(Your objective)
Each entry is to be reproduced verbatim, and images are to be omitted.

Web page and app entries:
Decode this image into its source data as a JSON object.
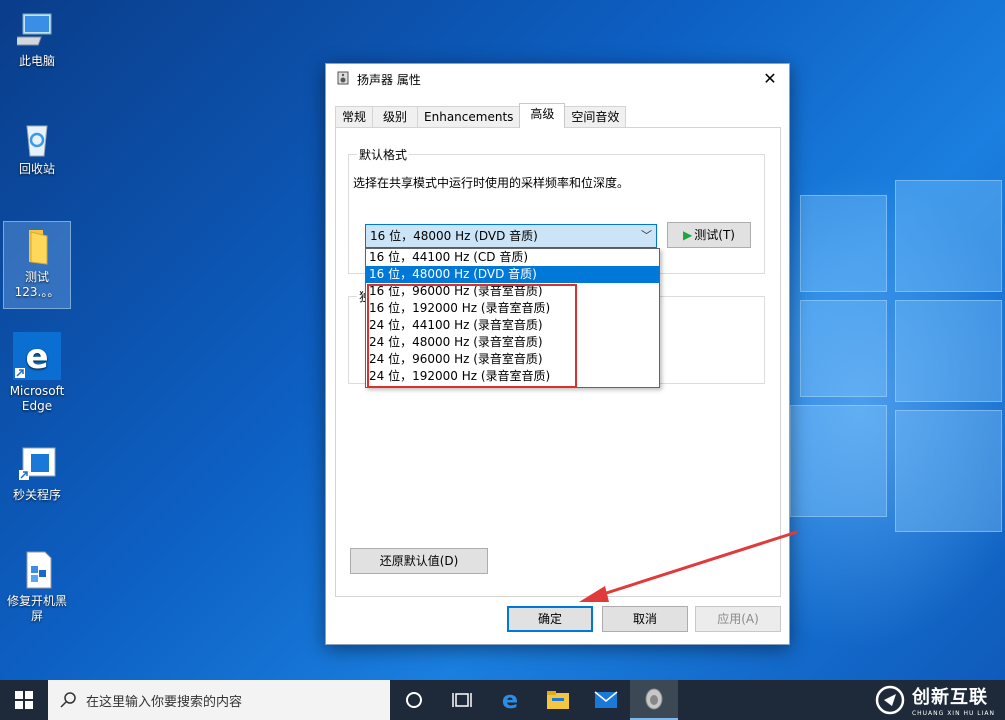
{
  "desktop": {
    "icons": [
      {
        "label": "此电脑"
      },
      {
        "label": "回收站"
      },
      {
        "label": "测试123.。。"
      },
      {
        "label": "Microsoft Edge"
      },
      {
        "label": "秒关程序"
      },
      {
        "label": "修复开机黑屏"
      }
    ]
  },
  "dialog": {
    "title": "扬声器 属性",
    "close_label": "✕",
    "tabs": [
      {
        "label": "常规"
      },
      {
        "label": "级别"
      },
      {
        "label": "Enhancements"
      },
      {
        "label": "高级"
      },
      {
        "label": "空间音效"
      }
    ],
    "active_tab": "高级",
    "default_format": {
      "group_title": "默认格式",
      "description": "选择在共享模式中运行时使用的采样频率和位深度。",
      "selected_value": "16 位，48000 Hz (DVD 音质)",
      "test_label": "测试(T)",
      "options": [
        "16 位，44100 Hz (CD 音质)",
        "16 位，48000 Hz (DVD 音质)",
        "16 位，96000 Hz (录音室音质)",
        "16 位，192000 Hz (录音室音质)",
        "24 位，44100 Hz (录音室音质)",
        "24 位，48000 Hz (录音室音质)",
        "24 位，96000 Hz (录音室音质)",
        "24 位，192000 Hz (录音室音质)"
      ],
      "selected_index": 1
    },
    "exclusive_group_title": "独",
    "restore_label": "还原默认值(D)",
    "ok_label": "确定",
    "cancel_label": "取消",
    "apply_label": "应用(A)"
  },
  "taskbar": {
    "search_placeholder": "在这里输入你要搜索的内容"
  },
  "watermark": {
    "main": "创新互联",
    "sub": "CHUANG XIN HU LIAN"
  },
  "colors": {
    "accent": "#0078d7",
    "highlight_box": "#d93030"
  }
}
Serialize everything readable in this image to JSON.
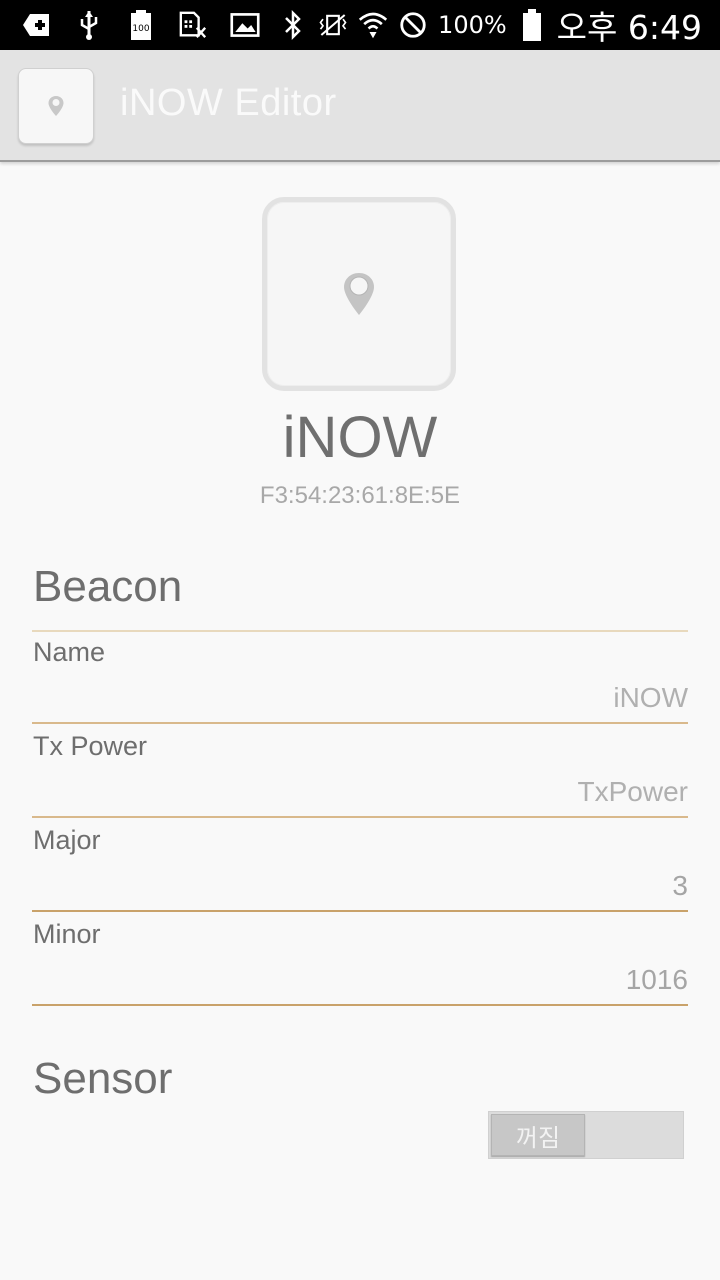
{
  "status_bar": {
    "left_icons": [
      "add-icon",
      "usb-icon",
      "battery-100-badge-icon",
      "sim-off-icon",
      "image-icon"
    ],
    "right_icons": [
      "bluetooth-icon",
      "vibrate-icon",
      "wifi-icon",
      "do-not-disturb-icon"
    ],
    "battery_percent": "100%",
    "time": "오후 6:49"
  },
  "action_bar": {
    "app_icon": "beacon-app-icon",
    "title": "iNOW Editor"
  },
  "device": {
    "icon": "location-pin-icon",
    "name": "iNOW",
    "mac": "F3:54:23:61:8E:5E"
  },
  "beacon_section": {
    "title": "Beacon",
    "fields": [
      {
        "label": "Name",
        "value": "",
        "placeholder": "iNOW"
      },
      {
        "label": "Tx Power",
        "value": "",
        "placeholder": "TxPower"
      },
      {
        "label": "Major",
        "value": "3",
        "placeholder": ""
      },
      {
        "label": "Minor",
        "value": "1016",
        "placeholder": ""
      }
    ]
  },
  "sensor_section": {
    "title": "Sensor",
    "toggle_label": "꺼짐",
    "toggle_on": false
  },
  "colors": {
    "accent_line": "#d9b98c",
    "action_bar": "#e3e3e3",
    "background": "#f9f9f9"
  }
}
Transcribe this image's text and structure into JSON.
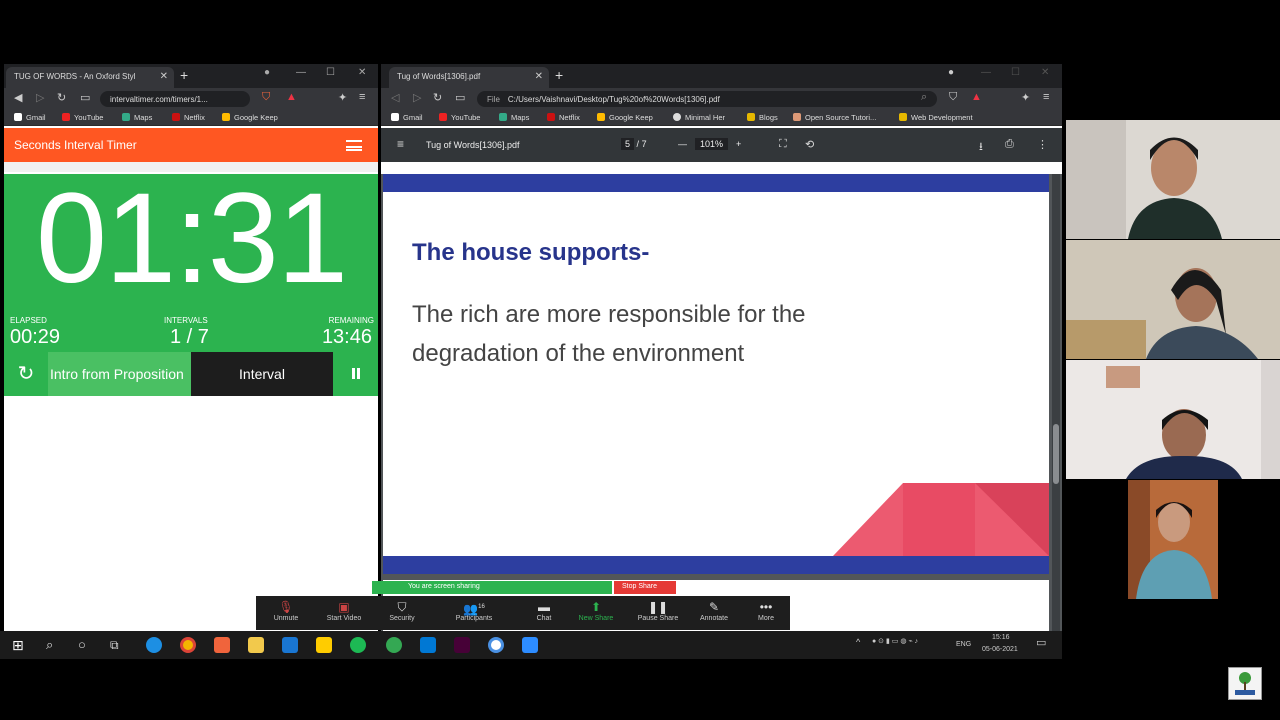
{
  "left_browser": {
    "tab_title": "TUG OF WORDS - An Oxford Styl",
    "url": "intervaltimer.com/timers/1...",
    "bookmarks": [
      "Gmail",
      "YouTube",
      "Maps",
      "Netflix",
      "Google Keep"
    ]
  },
  "timer": {
    "app_title": "Seconds Interval Timer",
    "time": "01:31",
    "elapsed_label": "ELAPSED",
    "elapsed_value": "00:29",
    "intervals_label": "INTERVALS",
    "intervals_value": "1 / 7",
    "remaining_label": "REMAINING",
    "remaining_value": "13:46",
    "phase_current": "Intro from Proposition",
    "phase_next": "Interval"
  },
  "right_browser": {
    "tab_title": "Tug of Words[1306].pdf",
    "url_prefix": "File",
    "url": "C:/Users/Vaishnavi/Desktop/Tug%20of%20Words[1306].pdf",
    "bookmarks": [
      "Gmail",
      "YouTube",
      "Maps",
      "Netflix",
      "Google Keep",
      "Minimal Her",
      "Blogs",
      "Open Source Tutori...",
      "Web Development"
    ]
  },
  "pdf": {
    "file_name": "Tug of Words[1306].pdf",
    "page_current": "5",
    "page_sep": "/",
    "page_total": "7",
    "zoom": "101%",
    "slide_heading": "The house supports-",
    "slide_body": "The rich are more responsible for the degradation of the environment"
  },
  "zoom_meeting": {
    "sharing_text": "You are screen sharing",
    "stop_share_label": "Stop Share",
    "toolbar": [
      {
        "label": "Unmute",
        "icon": "microphone-muted-icon"
      },
      {
        "label": "Start Video",
        "icon": "video-off-icon"
      },
      {
        "label": "Security",
        "icon": "shield-icon"
      },
      {
        "label": "Participants",
        "icon": "participants-icon",
        "count": "16"
      },
      {
        "label": "Chat",
        "icon": "chat-icon"
      },
      {
        "label": "New Share",
        "icon": "share-icon"
      },
      {
        "label": "Pause Share",
        "icon": "pause-icon"
      },
      {
        "label": "Annotate",
        "icon": "pen-icon"
      },
      {
        "label": "More",
        "icon": "more-icon"
      }
    ]
  },
  "taskbar": {
    "language": "ENG",
    "time": "15:16",
    "date": "05-06-2021"
  },
  "colors": {
    "timer_green": "#2cb34f",
    "timer_orange": "#ff5722",
    "slide_blue": "#2d3ea0",
    "slide_pink": "#e84b64"
  }
}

(Task answer)
Decode this image into its source data as a JSON object.
{
  "desktop": {
    "icons": [
      {
        "label": "此电脑"
      },
      {
        "label": "回收站"
      },
      {
        "label": "测试123.。。"
      },
      {
        "label": "Microsoft Edge"
      },
      {
        "label": "秒关程序"
      },
      {
        "label": "修复开机黑屏"
      }
    ]
  },
  "dialog": {
    "title": "扬声器 属性",
    "close_label": "✕",
    "tabs": [
      {
        "label": "常规"
      },
      {
        "label": "级别"
      },
      {
        "label": "Enhancements"
      },
      {
        "label": "高级"
      },
      {
        "label": "空间音效"
      }
    ],
    "active_tab": "高级",
    "default_format": {
      "group_title": "默认格式",
      "description": "选择在共享模式中运行时使用的采样频率和位深度。",
      "selected_value": "16 位，48000 Hz (DVD 音质)",
      "test_label": "测试(T)",
      "options": [
        "16 位，44100 Hz (CD 音质)",
        "16 位，48000 Hz (DVD 音质)",
        "16 位，96000 Hz (录音室音质)",
        "16 位，192000 Hz (录音室音质)",
        "24 位，44100 Hz (录音室音质)",
        "24 位，48000 Hz (录音室音质)",
        "24 位，96000 Hz (录音室音质)",
        "24 位，192000 Hz (录音室音质)"
      ],
      "selected_index": 1
    },
    "exclusive_group_title": "独",
    "restore_label": "还原默认值(D)",
    "ok_label": "确定",
    "cancel_label": "取消",
    "apply_label": "应用(A)"
  },
  "taskbar": {
    "search_placeholder": "在这里输入你要搜索的内容"
  },
  "watermark": {
    "main": "创新互联",
    "sub": "CHUANG XIN HU LIAN"
  },
  "colors": {
    "accent": "#0078d7",
    "highlight_box": "#d93030"
  }
}
Serialize everything readable in this image to JSON.
{
  "status_bar": {
    "left_icons": [
      "add-icon",
      "usb-icon",
      "battery-100-badge-icon",
      "sim-off-icon",
      "image-icon"
    ],
    "right_icons": [
      "bluetooth-icon",
      "vibrate-icon",
      "wifi-icon",
      "do-not-disturb-icon"
    ],
    "battery_percent": "100%",
    "time": "오후 6:49"
  },
  "action_bar": {
    "app_icon": "beacon-app-icon",
    "title": "iNOW Editor"
  },
  "device": {
    "icon": "location-pin-icon",
    "name": "iNOW",
    "mac": "F3:54:23:61:8E:5E"
  },
  "beacon_section": {
    "title": "Beacon",
    "fields": [
      {
        "label": "Name",
        "value": "",
        "placeholder": "iNOW"
      },
      {
        "label": "Tx Power",
        "value": "",
        "placeholder": "TxPower"
      },
      {
        "label": "Major",
        "value": "3",
        "placeholder": ""
      },
      {
        "label": "Minor",
        "value": "1016",
        "placeholder": ""
      }
    ]
  },
  "sensor_section": {
    "title": "Sensor",
    "toggle_label": "꺼짐",
    "toggle_on": false
  },
  "colors": {
    "accent_line": "#d9b98c",
    "action_bar": "#e3e3e3",
    "background": "#f9f9f9"
  }
}
Transcribe this image's text and structure into JSON.
{
  "left_browser": {
    "tab_title": "TUG OF WORDS - An Oxford Styl",
    "url": "intervaltimer.com/timers/1...",
    "bookmarks": [
      "Gmail",
      "YouTube",
      "Maps",
      "Netflix",
      "Google Keep"
    ]
  },
  "timer": {
    "app_title": "Seconds Interval Timer",
    "time": "01:31",
    "elapsed_label": "ELAPSED",
    "elapsed_value": "00:29",
    "intervals_label": "INTERVALS",
    "intervals_value": "1 / 7",
    "remaining_label": "REMAINING",
    "remaining_value": "13:46",
    "phase_current": "Intro from Proposition",
    "phase_next": "Interval"
  },
  "right_browser": {
    "tab_title": "Tug of Words[1306].pdf",
    "url_prefix": "File",
    "url": "C:/Users/Vaishnavi/Desktop/Tug%20of%20Words[1306].pdf",
    "bookmarks": [
      "Gmail",
      "YouTube",
      "Maps",
      "Netflix",
      "Google Keep",
      "Minimal Her",
      "Blogs",
      "Open Source Tutori...",
      "Web Development"
    ]
  },
  "pdf": {
    "file_name": "Tug of Words[1306].pdf",
    "page_current": "5",
    "page_sep": "/",
    "page_total": "7",
    "zoom": "101%",
    "slide_heading": "The house supports-",
    "slide_body": "The rich are more responsible for the degradation of the environment"
  },
  "zoom_meeting": {
    "sharing_text": "You are screen sharing",
    "stop_share_label": "Stop Share",
    "toolbar": [
      {
        "label": "Unmute",
        "icon": "microphone-muted-icon"
      },
      {
        "label": "Start Video",
        "icon": "video-off-icon"
      },
      {
        "label": "Security",
        "icon": "shield-icon"
      },
      {
        "label": "Participants",
        "icon": "participants-icon",
        "count": "16"
      },
      {
        "label": "Chat",
        "icon": "chat-icon"
      },
      {
        "label": "New Share",
        "icon": "share-icon"
      },
      {
        "label": "Pause Share",
        "icon": "pause-icon"
      },
      {
        "label": "Annotate",
        "icon": "pen-icon"
      },
      {
        "label": "More",
        "icon": "more-icon"
      }
    ]
  },
  "taskbar": {
    "language": "ENG",
    "time": "15:16",
    "date": "05-06-2021"
  },
  "colors": {
    "timer_green": "#2cb34f",
    "timer_orange": "#ff5722",
    "slide_blue": "#2d3ea0",
    "slide_pink": "#e84b64"
  }
}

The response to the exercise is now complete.